What will you see? “There is much more than [the] North Pole that the vessel will be capable [of] sailing to… from the roof of the world to Antarctica,” hints Sawhney, revealing…almost nothing. There are few guarantees in the unpredictable Arctic, but you might see polar bears, walrus herds and, of course, ice on ice.
On deck, you’ll see and hear ice split against the hull as it crushes its way through the Arctic Circle—a cacophony that drops to near silence whenever the ship stops.
Ponant’s ship will stock 16 Zodiacs (motor powered inflatable vessels specially designed for Polar waters) and two helicopters, all deployed for remote excursions from the Weddell Sea to the Ross Sea. Passengers will also board helicopters and, potentially, touch down on the uninhabited, volcanic Peter I Island—one of the most remote on the planet—a breeding ground for various Arctic birds, and, if reports are true, the occasional Chinstrap Penguin or seal.
Those with cold feet—and fine taste—will find comfort inside the vessel. “Our current fleet of expedition ships and our new EXPLORER ships are all built to deliver a contemporary, modern, luxury experience,” says Sawhney. “Our partnerships with distinctive French brands also set us apart–Veuve Clicquot, Ladurée, Alain Ducasse Counseil, Hermès bath products.”
Macarons at 90 degrees north? Fingers crossed.
In line with luxury expedition vessels in the latest Ponant Explorers series, the ship promises sparkling, superlative features. An underwater lounge, for example, will feature glass portholes surveying what lurks below the waterline. Early renderings of the lounge suggest Starship Enterprise vibes replete with live projections from underwater cameras, hydrophones that transmit ocean sounds, and techy sofas that vibrate in unison with the ocean’s sounds.
Although Ponant has yet to suggest how long itineraries might last—or even when tickets might be available for purchase—past Arctic cruises have lasted anywhere between 14 and 23 days, so expect to sit on ice for a while. As for the price, Ponant hasn’t budged on an estimate for a cabin. But considering that it can cost upwards of $30,000 to board the existing arctic option—aboard a rugged Russian icebreaker—it’s safe to assume Ponant’s price-tag will blow the rest out of the water.
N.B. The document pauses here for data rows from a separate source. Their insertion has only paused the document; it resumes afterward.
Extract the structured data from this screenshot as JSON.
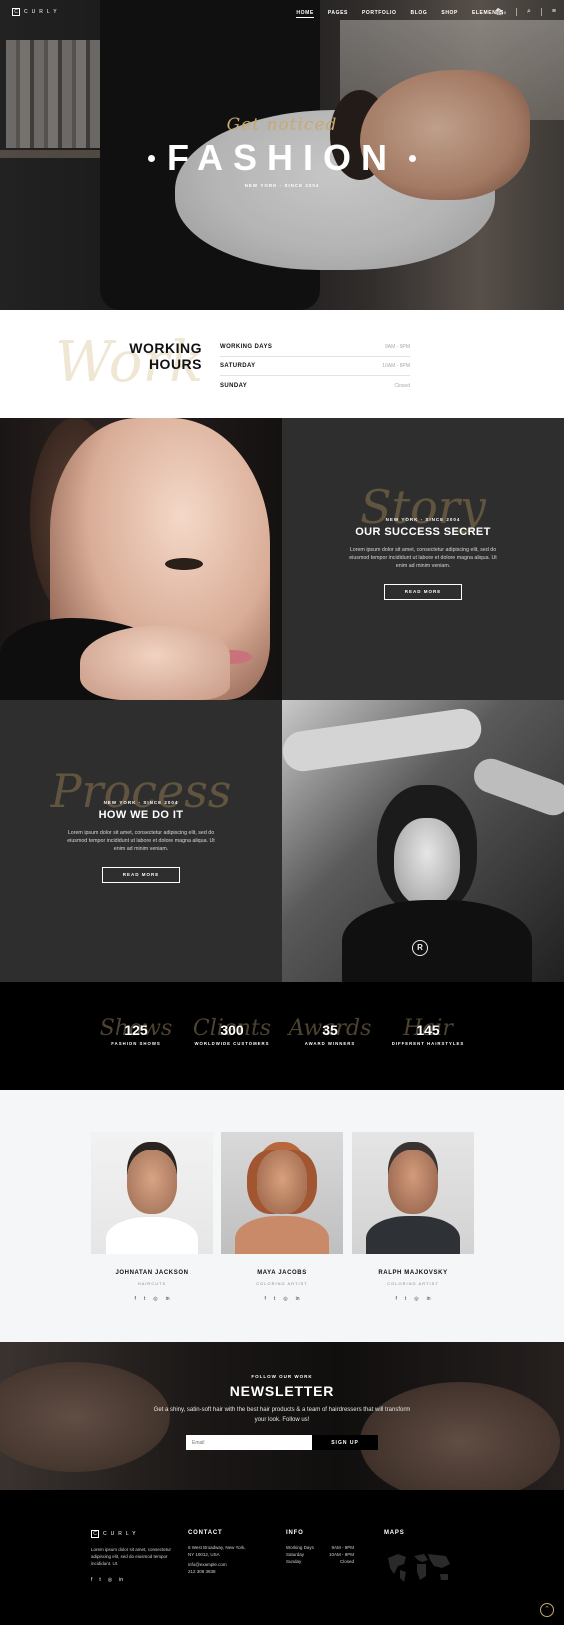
{
  "nav": {
    "logo": "CURLY",
    "logo_letter": "C",
    "items": [
      "HOME",
      "PAGES",
      "PORTFOLIO",
      "BLOG",
      "SHOP",
      "ELEMENTS"
    ],
    "cart_count": "0"
  },
  "hero": {
    "script": "Get noticed",
    "title": "FASHION",
    "subtitle": "NEW YORK - SINCE 2004"
  },
  "hours": {
    "ghost": "Work",
    "title_line1": "WORKING",
    "title_line2": "HOURS",
    "rows": [
      {
        "day": "WORKING DAYS",
        "time": "9AM - 9PM"
      },
      {
        "day": "SATURDAY",
        "time": "10AM - 8PM"
      },
      {
        "day": "SUNDAY",
        "time": "Closed"
      }
    ]
  },
  "success": {
    "script": "Story",
    "kicker": "NEW YORK - SINCE 2004",
    "heading": "OUR SUCCESS SECRET",
    "text": "Lorem ipsum dolor sit amet, consectetur adipiscing elit, sed do eiusmod tempor incididunt ut labore et dolore magna aliqua. Ut enim ad minim veniam.",
    "button": "READ MORE"
  },
  "process": {
    "script": "Process",
    "kicker": "NEW YORK - SINCE 2004",
    "heading": "HOW WE DO IT",
    "text": "Lorem ipsum dolor sit amet, consectetur adipiscing elit, sed do eiusmod tempor incididunt ut labore et dolore magna aliqua. Ut enim ad minim veniam.",
    "button": "READ MORE"
  },
  "stats": [
    {
      "num": "125",
      "label": "FASHION SHOWS",
      "script": "Shows"
    },
    {
      "num": "300",
      "label": "WORLDWIDE CUSTOMERS",
      "script": "Clients"
    },
    {
      "num": "35",
      "label": "AWARD WINNERS",
      "script": "Awards"
    },
    {
      "num": "145",
      "label": "DIFFERENT HAIRSTYLES",
      "script": "Hair"
    }
  ],
  "team": [
    {
      "name": "JOHNATAN JACKSON",
      "role": "HAIRCUTS"
    },
    {
      "name": "MAYA JACOBS",
      "role": "COLORING ARTIST"
    },
    {
      "name": "RALPH MAJKOVSKY",
      "role": "COLORING ARTIST"
    }
  ],
  "social_icons": [
    "f",
    "t",
    "◎",
    "in"
  ],
  "newsletter": {
    "kicker": "FOLLOW OUR WORK",
    "heading": "NEWSLETTER",
    "text": "Get a shiny, satin-soft hair with the best hair products & a team of hairdressers that will transform your look. Follow us!",
    "email_placeholder": "Email",
    "button": "SIGN UP"
  },
  "footer": {
    "logo": "CURLY",
    "logo_letter": "C",
    "about": "Lorem ipsum dolor sit amet, consectetur adipiscing elit, sed do eiusmod tempor incididunt. Ut.",
    "contact_title": "CONTACT",
    "contact_lines": [
      "6 West Broadway, New York,",
      "NY 10012, USA",
      "info@example.com",
      "212 308 3838"
    ],
    "info_title": "INFO",
    "info_rows": [
      {
        "day": "Working Days",
        "time": "9AM - 9PM"
      },
      {
        "day": "Saturday",
        "time": "10AM - 8PM"
      },
      {
        "day": "Sunday",
        "time": "Closed"
      }
    ],
    "maps_title": "MAPS"
  },
  "colors": {
    "accent": "#c8a96e",
    "dark_panel": "#2e2e2e"
  }
}
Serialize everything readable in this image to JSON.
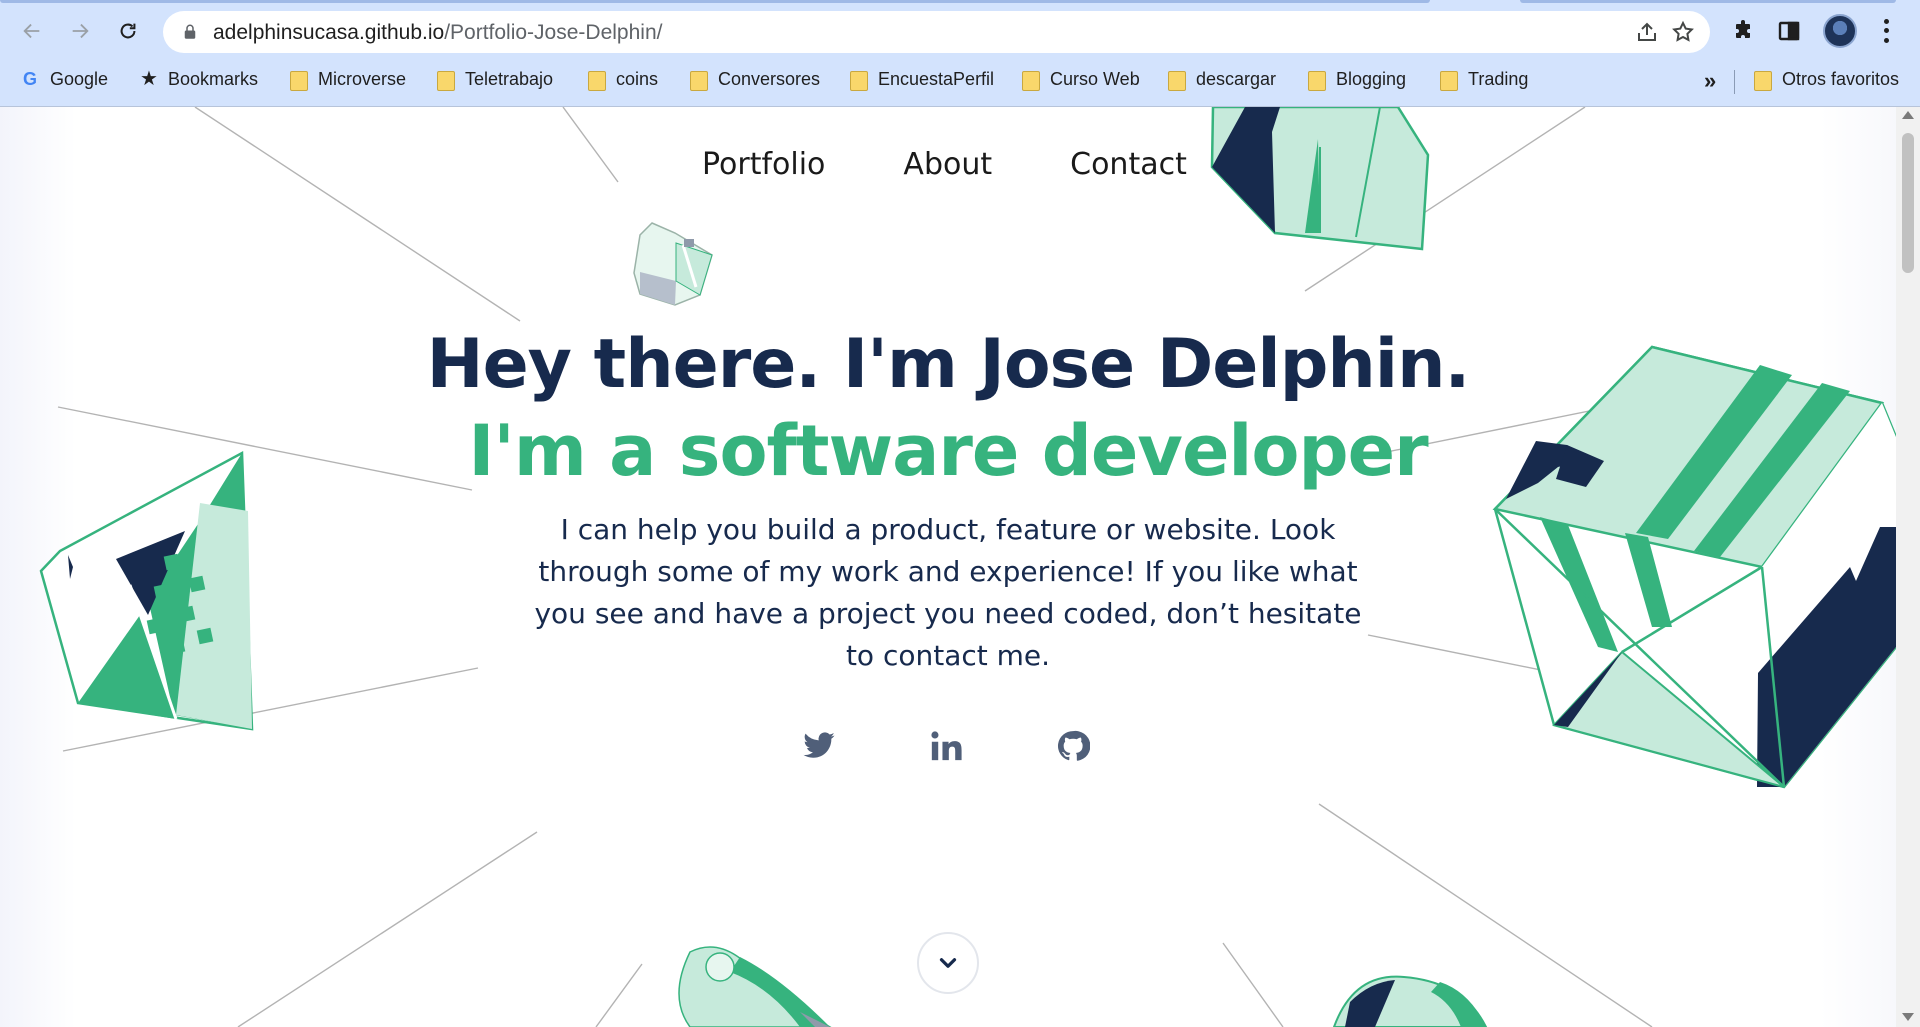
{
  "browser": {
    "url_host": "adelphinsucasa.github.io",
    "url_path": "/Portfolio-Jose-Delphin/",
    "nav_icons": [
      "back-icon",
      "forward-icon",
      "reload-icon"
    ],
    "toolbar_icons": [
      "share-icon",
      "bookmark-star-icon",
      "extensions-icon",
      "side-panel-icon",
      "profile-avatar",
      "menu-icon"
    ]
  },
  "bookmarks": {
    "items": [
      {
        "label": "Google",
        "icon": "google-icon"
      },
      {
        "label": "Bookmarks",
        "icon": "star-icon"
      },
      {
        "label": "Microverse",
        "icon": "folder-icon"
      },
      {
        "label": "Teletrabajo",
        "icon": "folder-icon"
      },
      {
        "label": "coins",
        "icon": "folder-icon"
      },
      {
        "label": "Conversores",
        "icon": "folder-icon"
      },
      {
        "label": "EncuestaPerfil",
        "icon": "folder-icon"
      },
      {
        "label": "Curso Web",
        "icon": "folder-icon"
      },
      {
        "label": "descargar",
        "icon": "folder-icon"
      },
      {
        "label": "Blogging",
        "icon": "folder-icon"
      },
      {
        "label": "Trading",
        "icon": "folder-icon"
      }
    ],
    "overflow": "»",
    "other": "Otros favoritos"
  },
  "site": {
    "nav": [
      "Portfolio",
      "About",
      "Contact"
    ],
    "title": "Hey there. I'm Jose Delphin.",
    "subtitle": "I'm a software developer",
    "body": "I can help you build a product, feature or website. Look through some of my work and experience! If you like what you see and have a project you need coded, don’t hesitate to contact me.",
    "socials": [
      "twitter-icon",
      "linkedin-icon",
      "github-icon"
    ],
    "scroll_icon": "chevron-down-icon"
  },
  "colors": {
    "navy": "#172a4d",
    "green": "#36b37e",
    "mint": "#c6eadb",
    "icon_gray": "#505f79",
    "chrome_bg": "#d3e3fd"
  }
}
The nitty-gritty details are still under wraps, most important of which: Whether or not there be WiFi. But in pursuit of luxury, the North Pole remains a next-level destination—beyond the concept of the bucket list or the very idea of being well-traveled.